• [Task goal]: Where the string "mainArcGISMap" appears in a line of the data, show that line.

• [Data for this task]:
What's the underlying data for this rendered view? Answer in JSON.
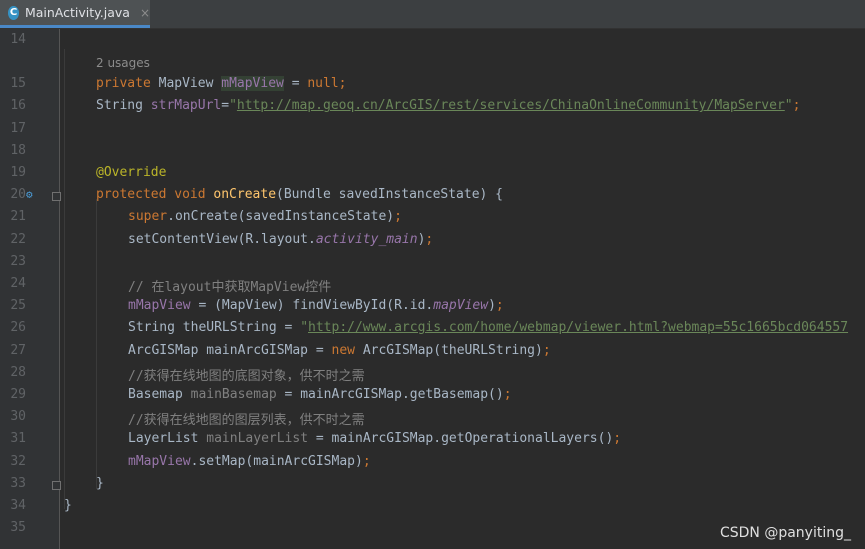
{
  "tab": {
    "label": "MainActivity.java",
    "icon": "class-icon",
    "close": "×"
  },
  "editor": {
    "usages_hint": "2 usages",
    "lines": [
      {
        "n": "14"
      },
      {
        "n": "15",
        "segs": [
          [
            "kw",
            "private "
          ],
          [
            "",
            "MapView "
          ],
          [
            "fld hl",
            "mMapView"
          ],
          [
            "",
            " = "
          ],
          [
            "kw",
            "null;"
          ]
        ]
      },
      {
        "n": "16",
        "segs": [
          [
            "",
            "String "
          ],
          [
            "fld",
            "strMapUrl"
          ],
          [
            "",
            "="
          ],
          [
            "str",
            "\""
          ],
          [
            "link",
            "http://map.geoq.cn/ArcGIS/rest/services/ChinaOnlineCommunity/MapServer"
          ],
          [
            "str",
            "\""
          ],
          [
            "kw",
            ";"
          ]
        ]
      },
      {
        "n": "17"
      },
      {
        "n": "18"
      },
      {
        "n": "19",
        "segs": [
          [
            "ann",
            "@Override"
          ]
        ]
      },
      {
        "n": "20",
        "segs": [
          [
            "kw",
            "protected void "
          ],
          [
            "fn",
            "onCreate"
          ],
          [
            "",
            "(Bundle savedInstanceState) {"
          ]
        ]
      },
      {
        "n": "21",
        "indent": 1,
        "segs": [
          [
            "kw",
            "super"
          ],
          [
            "",
            ".onCreate(savedInstanceState)"
          ],
          [
            "kw",
            ";"
          ]
        ]
      },
      {
        "n": "22",
        "indent": 1,
        "segs": [
          [
            "",
            "setContentView(R.layout."
          ],
          [
            "fld ital",
            "activity_main"
          ],
          [
            "",
            ")"
          ],
          [
            "kw",
            ";"
          ]
        ]
      },
      {
        "n": "23"
      },
      {
        "n": "24",
        "indent": 1,
        "segs": [
          [
            "cmt",
            "// 在layout中获取MapView控件"
          ]
        ]
      },
      {
        "n": "25",
        "indent": 1,
        "segs": [
          [
            "fld",
            "mMapView"
          ],
          [
            "",
            " = (MapView) findViewById(R.id."
          ],
          [
            "fld ital",
            "mapView"
          ],
          [
            "",
            ")"
          ],
          [
            "kw",
            ";"
          ]
        ]
      },
      {
        "n": "26",
        "indent": 1,
        "segs": [
          [
            "",
            "String theURLString = "
          ],
          [
            "str",
            "\""
          ],
          [
            "link",
            "http://www.arcgis.com/home/webmap/viewer.html?webmap=55c1665bcd064557"
          ]
        ]
      },
      {
        "n": "27",
        "indent": 1,
        "segs": [
          [
            "",
            "ArcGISMap mainArcGISMap = "
          ],
          [
            "kw",
            "new "
          ],
          [
            "",
            "ArcGISMap(theURLString)"
          ],
          [
            "kw",
            ";"
          ]
        ]
      },
      {
        "n": "28",
        "indent": 1,
        "segs": [
          [
            "cmt",
            "//获得在线地图的底图对象，供不时之需"
          ]
        ]
      },
      {
        "n": "29",
        "indent": 1,
        "segs": [
          [
            "",
            "Basemap "
          ],
          [
            "cmt",
            "mainBasemap"
          ],
          [
            "",
            " = mainArcGISMap.getBasemap()"
          ],
          [
            "kw",
            ";"
          ]
        ]
      },
      {
        "n": "30",
        "indent": 1,
        "segs": [
          [
            "cmt",
            "//获得在线地图的图层列表，供不时之需"
          ]
        ]
      },
      {
        "n": "31",
        "indent": 1,
        "segs": [
          [
            "",
            "LayerList "
          ],
          [
            "cmt",
            "mainLayerList"
          ],
          [
            "",
            " = mainArcGISMap.getOperationalLayers()"
          ],
          [
            "kw",
            ";"
          ]
        ]
      },
      {
        "n": "32",
        "indent": 1,
        "segs": [
          [
            "fld",
            "mMapView"
          ],
          [
            "",
            ".setMap(mainArcGISMap)"
          ],
          [
            "kw",
            ";"
          ]
        ]
      },
      {
        "n": "33",
        "segs": [
          [
            "",
            "}"
          ]
        ]
      },
      {
        "n": "34",
        "indent": -1,
        "segs": [
          [
            "",
            "}"
          ]
        ]
      },
      {
        "n": "35"
      }
    ]
  },
  "watermark": "CSDN @panyiting_"
}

• [Reply to the exercise]:
            "ArcGISMap mainArcGISMap = "
            " = mainArcGISMap.getBasemap()"
            " = mainArcGISMap.getOperationalLayers()"
            ".setMap(mainArcGISMap)"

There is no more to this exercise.